This presentation will detail the current state of the global CO2 and CH4 budget and review methods applied in quantifying the arctic trace gas flux components. The presentation will show new developments in the attempts to use UAV's to help improve spatial coverage of measured fluxes. The challenges in applying the laser techniques needed for the precise and fast trace gas measurements under true arctic conditions will be discussed.

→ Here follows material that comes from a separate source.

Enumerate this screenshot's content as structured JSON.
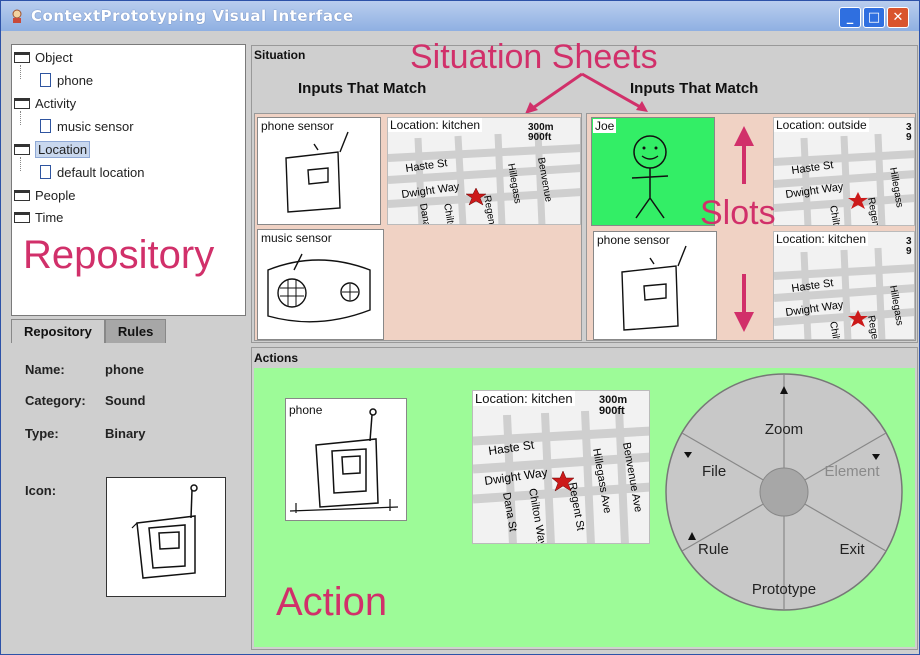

Bio: Torben Røjle Christensen is Professor of Arctic Biogeochemistry at the Arctic Research Centre, Aarhus University, Denmark. His research is on ecosystem-atmosphere interactions with particular attention to ecosystems responses to climate variability and change in Arctic environments. Within this area he has been active in field research over the past 30 years in a wide range of northern environments including Alaska, Siberia, northern Scandinavia, Svalbard and not the least Greenland. He is currently the Scientific Leader of the Greenland Ecosystem Monitoring Program and also Director of the Zackenberg Research Station in NE Greenland.